The track was a huge success and remains a beloved classic to this day. It’s a testament to the creative chemistry between these two music legends, and a reminder of the magic that can happen when great artists come together to make music.
Let’s talk about the classic rock hit “Refugee” by Tom Petty and the Heartbreakers. It was actually released back in 1979, as part of their third album called “Damn the Torpedoes”.
The idea for the song came from the band’s guitarist Mike Campbell, who was inspired by Mick Taylor’s guitar playing in John Mayall’s Bluesbreakers. After recording a tape of his idea, he passed it along to Tom Petty who quickly wrote the lyrics in just 10 minutes!
But getting the song just right took some serious effort. In fact, the band recorded over 100 takes in the studio before they were satisfied with the final product. And even then, they still had some doubts about it.
Despite the challenges, “Refugee” went on to become a big hit and a fan favorite.
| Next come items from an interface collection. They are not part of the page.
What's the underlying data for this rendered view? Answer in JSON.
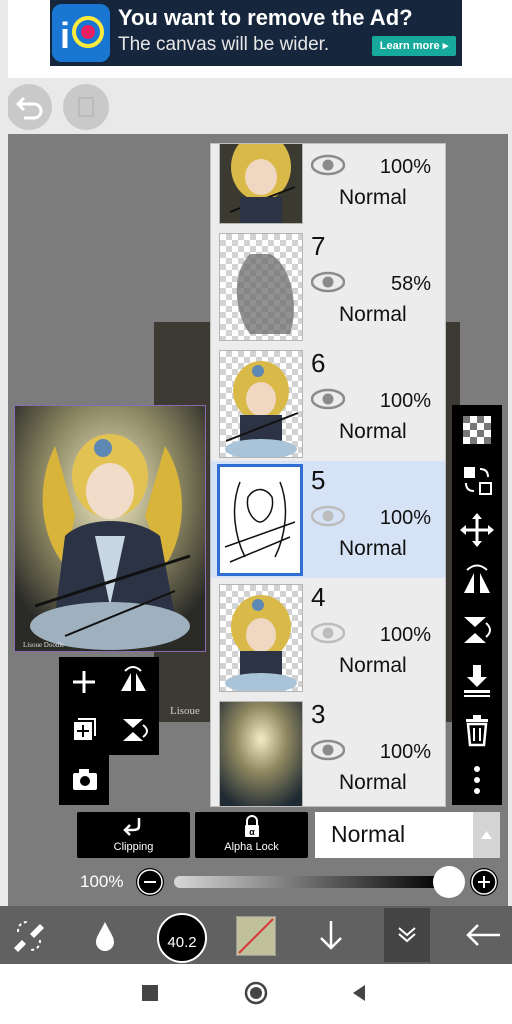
{
  "ad": {
    "title": "You want to remove the Ad?",
    "subtitle": "The canvas will be wider.",
    "button": "Learn more ▸"
  },
  "icons": [
    "undo-icon",
    "menu-icon",
    "eye-icon",
    "checker-icon",
    "transform-icon",
    "move-icon",
    "flip-h-icon",
    "flip-v-icon",
    "merge-down-icon",
    "trash-icon",
    "more-icon",
    "plus-icon",
    "add-layer-icon",
    "camera-icon",
    "brush-icon",
    "drop-icon",
    "arrow-down-icon",
    "chevron-down-icon",
    "back-arrow-icon"
  ],
  "layers": [
    {
      "number": "",
      "opacity": "100%",
      "mode": "Normal",
      "visible": true,
      "selected": false
    },
    {
      "number": "7",
      "opacity": "58%",
      "mode": "Normal",
      "visible": true,
      "selected": false
    },
    {
      "number": "6",
      "opacity": "100%",
      "mode": "Normal",
      "visible": true,
      "selected": false
    },
    {
      "number": "5",
      "opacity": "100%",
      "mode": "Normal",
      "visible": true,
      "selected": true
    },
    {
      "number": "4",
      "opacity": "100%",
      "mode": "Normal",
      "visible": true,
      "selected": false
    },
    {
      "number": "3",
      "opacity": "100%",
      "mode": "Normal",
      "visible": true,
      "selected": false
    }
  ],
  "preview": {
    "signature": "Lisoue Doodle",
    "behind_text": "Lisoue"
  },
  "controls": {
    "clipping_label": "Clipping",
    "alpha_lock_label": "Alpha Lock",
    "blend_mode": "Normal",
    "opacity_value": "100%",
    "brush_size": "40.2"
  },
  "colors": {
    "accent": "#2f6fd4",
    "selected_layer": "#d6e3f7",
    "ad_background": "#16263d",
    "learn_more": "#17a99b"
  }
}
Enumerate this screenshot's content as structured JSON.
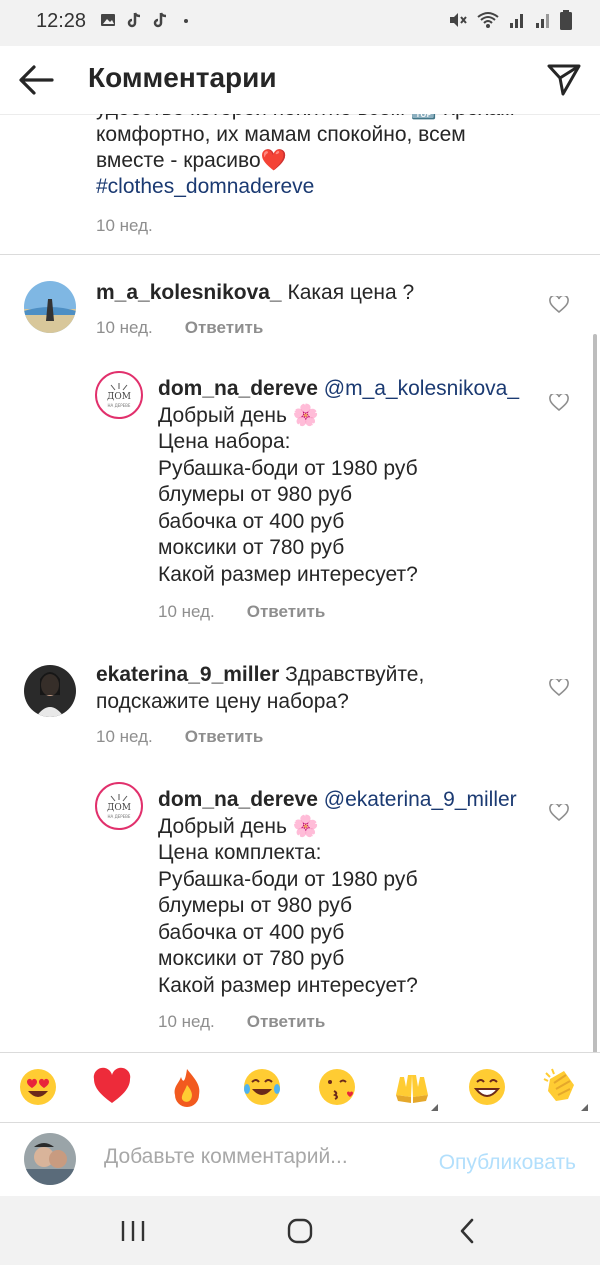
{
  "status_bar": {
    "time": "12:28",
    "left_icons": [
      "image-icon",
      "tiktok-icon",
      "tiktok-icon",
      "dot-icon"
    ],
    "right_icons": [
      "mute-icon",
      "wifi-icon",
      "signal-icon",
      "signal-icon",
      "battery-icon"
    ]
  },
  "header": {
    "title": "Комментарии",
    "back_icon": "arrow-left-icon",
    "send_icon": "paper-plane-icon"
  },
  "caption": {
    "line1": "удобство которой понятно всем 🔝 Крохам",
    "line2": "комфортно, их мамам спокойно, всем",
    "line3": "вместе - красиво❤️",
    "hashtag": "#clothes_domnadereve",
    "time": "10 нед."
  },
  "comments": [
    {
      "username": "m_a_kolesnikova_",
      "text": "Какая цена ?",
      "time": "10 нед.",
      "reply_label": "Ответить"
    },
    {
      "username": "dom_na_dereve",
      "mention": "@m_a_kolesnikova_",
      "lines": [
        "Добрый день 🌸",
        "Цена набора:",
        "Рубашка-боди от 1980 руб",
        "блумеры от 980 руб",
        "бабочка от 400 руб",
        "моксики от 780 руб",
        "Какой размер интересует?"
      ],
      "time": "10 нед.",
      "reply_label": "Ответить"
    },
    {
      "username": "ekaterina_9_miller",
      "text_line1": "Здравствуйте,",
      "text_line2": "подскажите цену набора?",
      "time": "10 нед.",
      "reply_label": "Ответить"
    },
    {
      "username": "dom_na_dereve",
      "mention": "@ekaterina_9_miller",
      "lines": [
        "Добрый день 🌸",
        "Цена комплекта:",
        "Рубашка-боди от 1980 руб",
        "блумеры от 980 руб",
        "бабочка от 400 руб",
        "моксики от 780 руб",
        "Какой размер интересует?"
      ],
      "time": "10 нед.",
      "reply_label": "Ответить"
    }
  ],
  "emoji_bar": [
    "😍",
    "❤️",
    "🔥",
    "😂",
    "😘",
    "🙌",
    "😄",
    "👏"
  ],
  "compose": {
    "placeholder": "Добавьте комментарий...",
    "publish_label": "Опубликовать"
  },
  "colors": {
    "link": "#1b3a72",
    "secondary": "#8e8e8e",
    "publish_disabled": "#b2dffc",
    "heart_red": "#ed2b3a"
  }
}
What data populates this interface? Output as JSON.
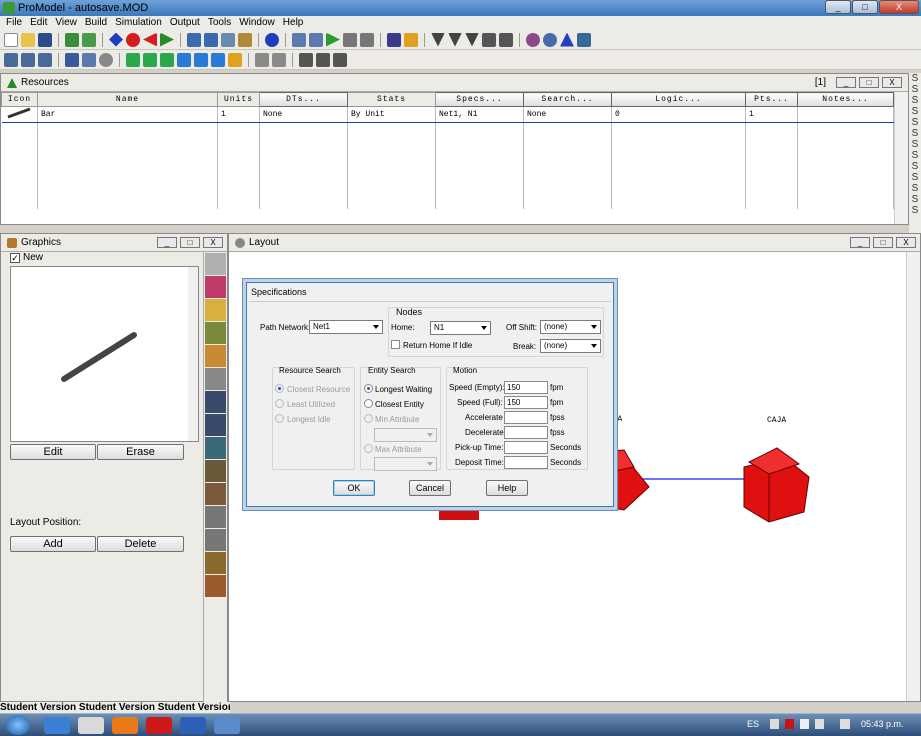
{
  "window": {
    "title": "ProModel - autosave.MOD",
    "minimize": "_",
    "maximize": "□",
    "close": "X"
  },
  "menu": [
    "File",
    "Edit",
    "View",
    "Build",
    "Simulation",
    "Output",
    "Tools",
    "Window",
    "Help"
  ],
  "resources": {
    "title": "Resources",
    "record_count": "[1]",
    "headers": [
      "Icon",
      "Name",
      "Units",
      "DTs...",
      "Stats",
      "Specs...",
      "Search...",
      "Logic...",
      "Pts...",
      "Notes..."
    ],
    "row": {
      "name": "Bar",
      "units": "1",
      "dts": "None",
      "stats": "By Unit",
      "specs": "Net1, N1",
      "search": "None",
      "logic": "0",
      "pts": "1",
      "notes": ""
    }
  },
  "graphics": {
    "title": "Graphics",
    "new_label": "New",
    "new_checked": true,
    "edit_label": "Edit",
    "erase_label": "Erase",
    "layout_position_label": "Layout Position:",
    "add_label": "Add",
    "delete_label": "Delete"
  },
  "layout": {
    "title": "Layout",
    "boxes": [
      "CAJA",
      "CAJA"
    ]
  },
  "spec": {
    "title": "Specifications",
    "path_network_label": "Path Network:",
    "path_network_value": "Net1",
    "nodes_label": "Nodes",
    "home_label": "Home:",
    "home_value": "N1",
    "return_home_label": "Return Home If Idle",
    "off_shift_label": "Off Shift:",
    "off_shift_value": "(none)",
    "break_label": "Break:",
    "break_value": "(none)",
    "resource_search_label": "Resource Search",
    "rs_options": [
      "Closest Resource",
      "Least Utilized",
      "Longest Idle"
    ],
    "entity_search_label": "Entity Search",
    "es_options": [
      "Longest Waiting",
      "Closest Entity",
      "Min Attribute",
      "Max Attribute"
    ],
    "motion_label": "Motion",
    "motion_rows": [
      {
        "label": "Speed (Empty):",
        "value": "150",
        "unit": "fpm"
      },
      {
        "label": "Speed (Full):",
        "value": "150",
        "unit": "fpm"
      },
      {
        "label": "Accelerate",
        "value": "",
        "unit": "fpss"
      },
      {
        "label": "Decelerate",
        "value": "",
        "unit": "fpss"
      },
      {
        "label": "Pick-up Time:",
        "value": "",
        "unit": "Seconds"
      },
      {
        "label": "Deposit Time:",
        "value": "",
        "unit": "Seconds"
      }
    ],
    "ok_label": "OK",
    "cancel_label": "Cancel",
    "help_label": "Help"
  },
  "status": {
    "student": "Student Version Student Version Student Version"
  },
  "taskbar": {
    "lang": "ES",
    "time": "05:43 p.m."
  },
  "colors": {
    "box_red": "#e01010",
    "path_blue": "#1a1aff",
    "title_blue": "#3b78bd"
  }
}
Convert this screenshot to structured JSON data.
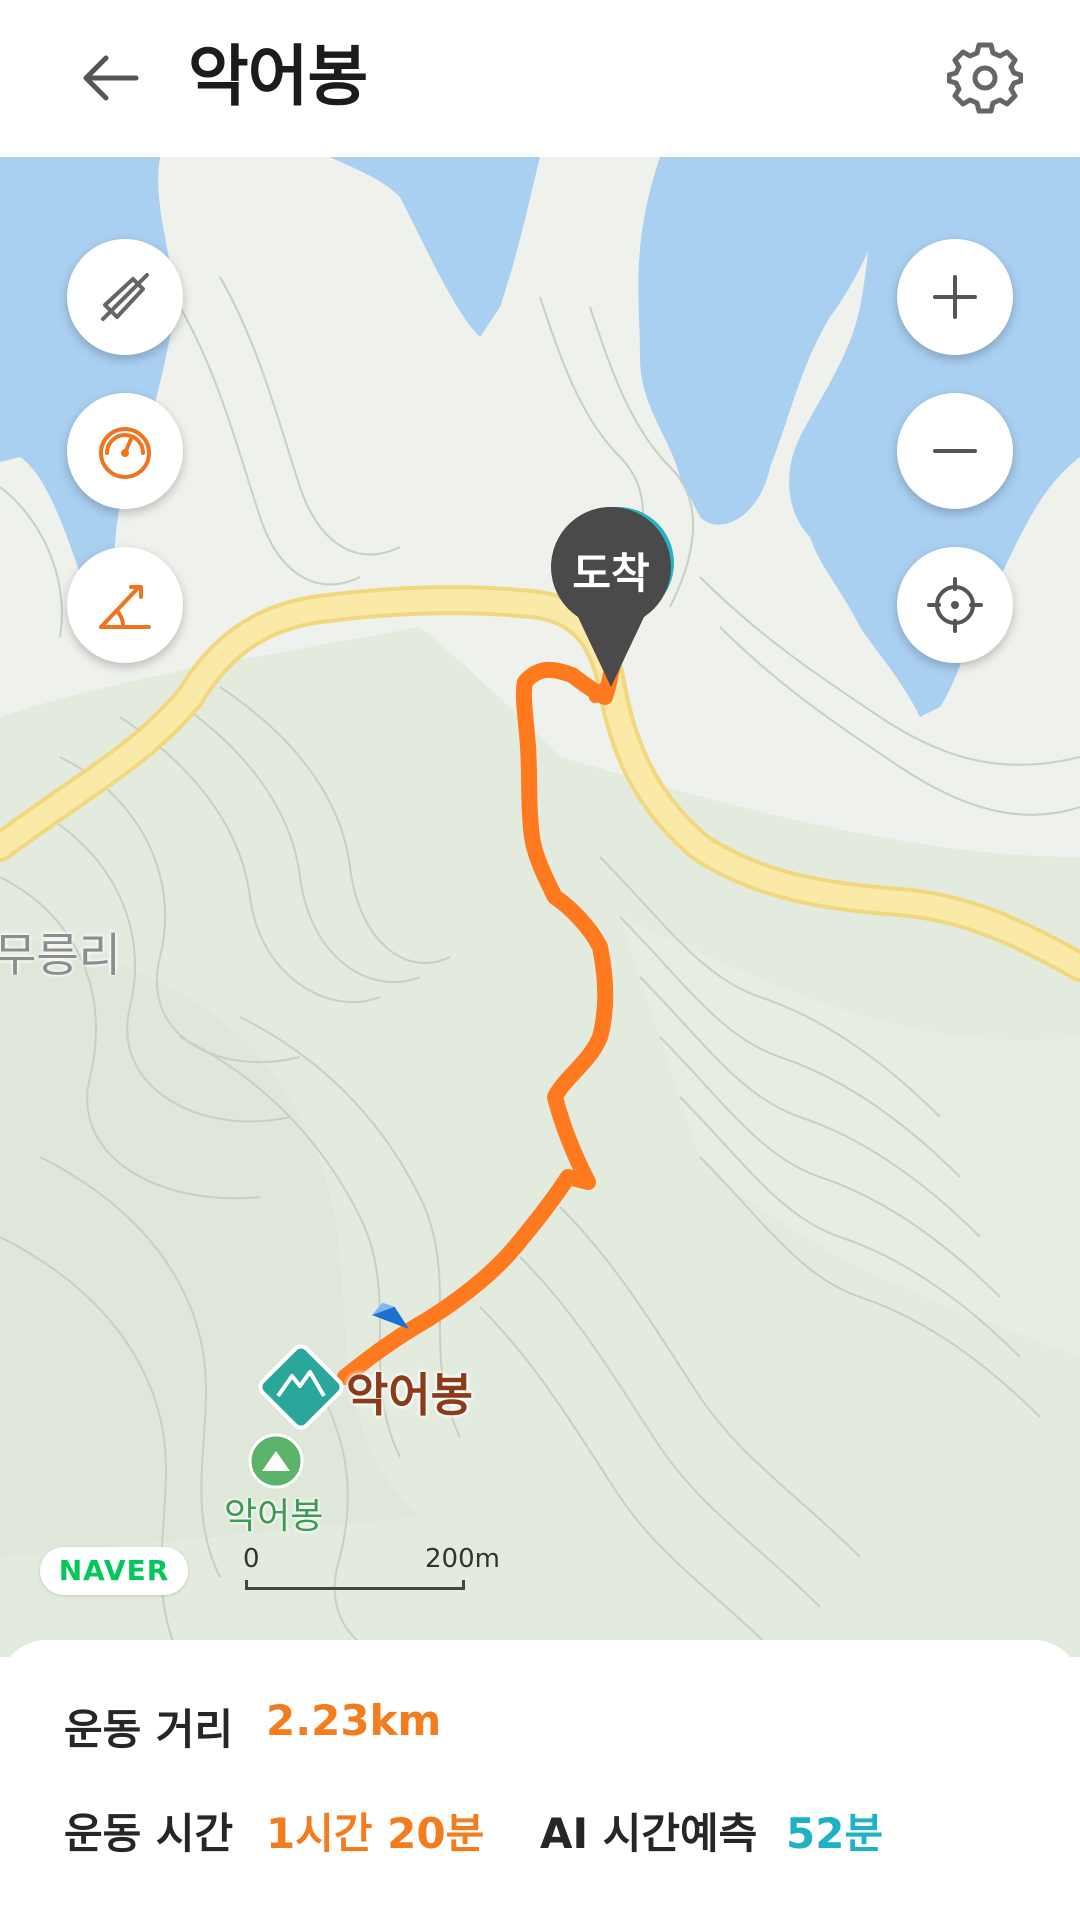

It’s one of those classic songs that just never gets old. So next time you hear it on the radio, crank up the volume and sing along!
5. “Southern Accents”
“Southern Accents” is the title track of Petty’s 1985 album. Petty wrote the song one morning at 4:00 AM while sitting at the piano in the studio. It was recorded with just piano, bass, and “side-stick on the drums.” It was also the first time Petty used strings on an album. Johnny Cash later did a fantastic rendition of the song on his American II: Unchained album in 1996.
4. “The Waiting”
“The Waiting” was released in 1981 as part of the Hard Promises album. Petty was inspired to write the song after hearing Janis Joplin’s interview about how waiting for the next performance was the most challenging part of being on stage. The song talks about the period of anticipation before the fulfillment of your expectations, which can be difficult. It’s a relatable feeling that many of us have experienced.
3. “Free Fallin’”
“Free Fallin'” was released in 1989 on his first solo album, Full Moon Fever, which he made without his band, the Heartbreakers. Petty co-wrote the song with Jeff Lynne, who was a member of the Traveling Wilbury’s along with Petty, Bob Dylan, Roy Orbison, and George Harrison.
Despite its simple three-chord structure, “Free Fallin'” has a double meaning that can be interpreted positively or negatively. It’s a catchy tune that has been covered by many other artists over the years.
2. “Runnin’ Down a Dream”
“Runnin’ Down a Dream” was released in 1989 as part of the Full Moon Fever album. It was written collaboratively by Petty, Jeff Lynne, and Mike Campbell. The song talks about the universal concept of chasing one’s dreams and the never-ending journey to fulfill them. The song not only has great lyrics but also features Campbell’s fantastic guitar playing that makes the song soar.
1. “I Won’t Back Down”
“I Won’t Back Down” is another hit from Full Moon Fever that was co-written by Petty and Lynne. The song was inspired by a traumatic experience Petty had when an arsonist tried to burn down his house with his family inside. Petty used the lyrics as “self therapy” to cope with the fear and uncertainty of the situation.
Despite Petty’s initial reservations that the song was too personal to connect with listeners, it became a radio hit and a universal anthem for standing up against adversity. The video for the song features Ringo Starr on drums and George Harrison on acoustic guitar, along with Petty, Lynne, Campbell, and Phil Jones.